Out here having fun in that warm California sun
The Angels were a loose bunch when working out at the Big A Friday morning, getting in a few swings under glorious hot sunshine before heading east. They got off a very large hook Thursday night with their 7-6 win and even down 3-2 to the Yankees and facing a five-hour flight to New York after today's workout, they were jazzed.
They were smiling and joking and when little Erick Aybar launched a longish batting-practice home run, teammates started needling him and he gave it right back to them.
You often see teams messing around and having fun like this. It's nothing new. Facing elimination in the LCS, there was no sign of tension or apprehension and that's a good thing. At this point they figure they have nothing to lose.
"I think you always have to feel that way. You can't be afraid to lose," manager Mike Scioscia said. "You can't be afraid to fail. When you get into that mode, you can really play aggressive and that's when your best baseball comes out."
Their best baseball tends to be speed-based. That part of the game hasn't really expressed itself yet in this series. Scioscia still has it up his sleeve, although Andy Pettitte, who starts for the Yankees in Game No. 6, can be very effective at shutting down the running game.
"They're paying a lot of attention to it. There are some things you can't force," Scioscia said. "They won a hundred and some games for a reason, because they do a lot of things well on the field. But we're going to keep pressing them."
One more thought on Major League Baseball's switch to an all-veteran crew for the World Series: It might not really matter.
Just because an ump is a veteran doesn't mean he doesn't screw up. Look at Tim McClelland in the fourth game here Tuesday. The other thing about veteran umps is that they don't always hustle like the younger ones and not to pick on McClelland, but he wasn't anywhere close to correct position when he called Nick Swisher out for leaving third base early in that game.
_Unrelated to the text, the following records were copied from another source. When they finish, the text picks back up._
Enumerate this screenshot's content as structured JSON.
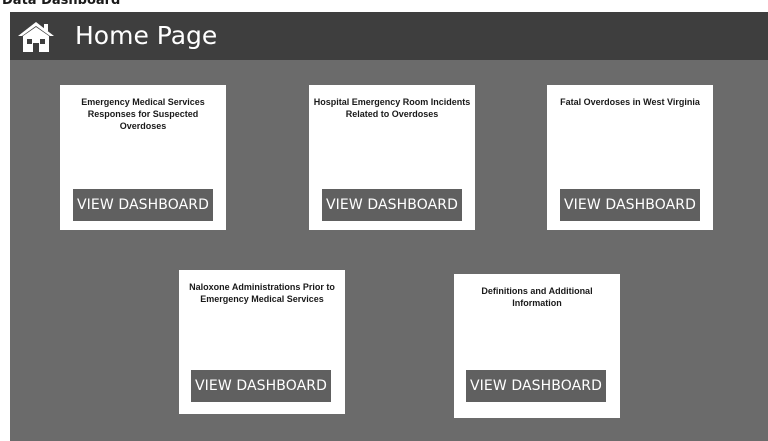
{
  "page": {
    "title": "Data Dashboard"
  },
  "header": {
    "title": "Home Page",
    "icon": "home-icon"
  },
  "colors": {
    "background": "#6b6b6b",
    "header": "#3e3e3e",
    "card": "#ffffff",
    "button": "#606060",
    "button_text": "#ffffff"
  },
  "cards": [
    {
      "title": "Emergency Medical Services Responses for Suspected Overdoses",
      "button_label": "VIEW DASHBOARD"
    },
    {
      "title": "Hospital Emergency Room Incidents Related to Overdoses",
      "button_label": "VIEW DASHBOARD"
    },
    {
      "title": "Fatal Overdoses in West Virginia",
      "button_label": "VIEW DASHBOARD"
    },
    {
      "title": "Naloxone Administrations Prior to Emergency Medical Services",
      "button_label": "VIEW DASHBOARD"
    },
    {
      "title": "Definitions and Additional Information",
      "button_label": "VIEW DASHBOARD"
    }
  ]
}
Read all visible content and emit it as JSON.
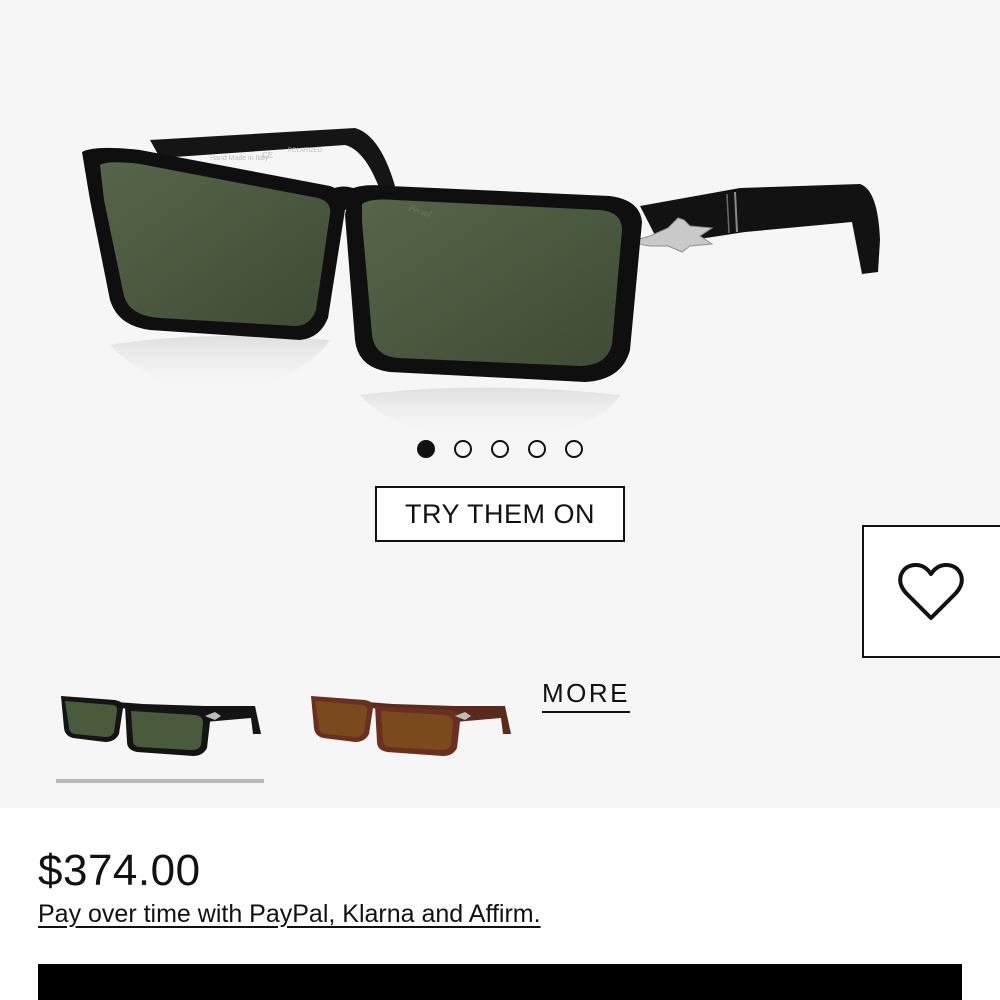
{
  "gallery": {
    "hero_image": {
      "alt": "Black rectangular sunglasses with green polarized lenses",
      "temple_text": [
        "Hand Made in Italy",
        "CE",
        "POLARIZED"
      ],
      "lens_logo": "Persol"
    },
    "carousel": {
      "total": 5,
      "active_index": 0
    },
    "try_on_label": "TRY THEM ON",
    "wishlist_icon": "heart-icon",
    "variants": [
      {
        "name": "black-green",
        "frame_color": "#111111",
        "lens_color": "#4a5a3c",
        "selected": true
      },
      {
        "name": "havana-brown",
        "frame_color": "#6a2f20",
        "lens_color": "#7a4a1c",
        "selected": false
      }
    ],
    "more_label": "MORE"
  },
  "product": {
    "price": "$374.00",
    "financing_text": "Pay over time with PayPal, Klarna and Affirm."
  },
  "colors": {
    "gallery_bg": "#f6f6f6",
    "text": "#111111",
    "cta": "#000000",
    "selected_underline": "#b9b9b9"
  }
}
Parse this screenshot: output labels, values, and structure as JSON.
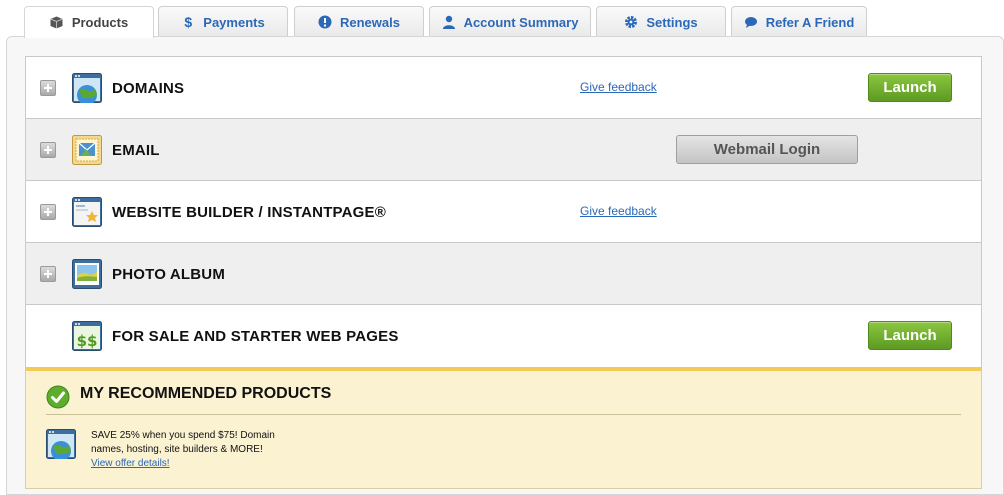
{
  "tabs": [
    {
      "label": "Products",
      "icon": "box-icon",
      "active": true
    },
    {
      "label": "Payments",
      "icon": "dollar-icon",
      "active": false
    },
    {
      "label": "Renewals",
      "icon": "alert-icon",
      "active": false
    },
    {
      "label": "Account Summary",
      "icon": "user-icon",
      "active": false
    },
    {
      "label": "Settings",
      "icon": "gear-icon",
      "active": false
    },
    {
      "label": "Refer A Friend",
      "icon": "speech-bubble-icon",
      "active": false
    }
  ],
  "products": [
    {
      "name": "DOMAINS",
      "icon": "globe-window-icon",
      "feedback": "Give feedback",
      "button": "Launch"
    },
    {
      "name": "EMAIL",
      "icon": "email-stamp-icon",
      "button": "Webmail Login"
    },
    {
      "name": "WEBSITE BUILDER / INSTANTPAGE®",
      "icon": "website-builder-icon",
      "feedback": "Give feedback"
    },
    {
      "name": "PHOTO ALBUM",
      "icon": "photo-album-icon"
    },
    {
      "name": "FOR SALE AND STARTER WEB PAGES",
      "icon": "dollar-window-icon",
      "button": "Launch"
    }
  ],
  "recommended": {
    "title": "MY RECOMMENDED PRODUCTS",
    "offer_text": "SAVE 25% when you spend $75! Domain names, hosting, site builders & MORE!",
    "offer_link": "View offer details!"
  },
  "colors": {
    "tab_link": "#2b68b8",
    "launch_green": "#6aaa2c",
    "recommended_bg": "#fbf2d1",
    "recommended_border": "#f2cc56"
  }
}
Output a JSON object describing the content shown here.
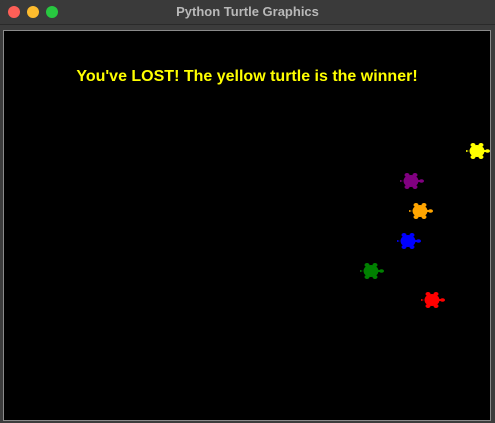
{
  "window": {
    "title": "Python Turtle Graphics"
  },
  "canvas": {
    "background": "#000000",
    "message": "You've LOST! The yellow turtle is the winner!",
    "message_color": "#ffff00"
  },
  "turtles": [
    {
      "name": "yellow",
      "color": "#ffff00",
      "icon": "turtle-icon"
    },
    {
      "name": "purple",
      "color": "#800080",
      "icon": "turtle-icon"
    },
    {
      "name": "orange",
      "color": "#ffa500",
      "icon": "turtle-icon"
    },
    {
      "name": "blue",
      "color": "#0000ff",
      "icon": "turtle-icon"
    },
    {
      "name": "green",
      "color": "#008000",
      "icon": "turtle-icon"
    },
    {
      "name": "red",
      "color": "#ff0000",
      "icon": "turtle-icon"
    }
  ],
  "controls": {
    "close_color": "#fe5f57",
    "minimize_color": "#febc2e",
    "zoom_color": "#28c840"
  }
}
Plus, veterans umps are sometimes less likely to seek help on a play, so sure they are in their judgment.
So it might not make a difference and if this World Series has a number of obviously botched calls – which no one is hoping for – we're all going to hear cries out for increasing TV replay in baseball, beyond its limited use now.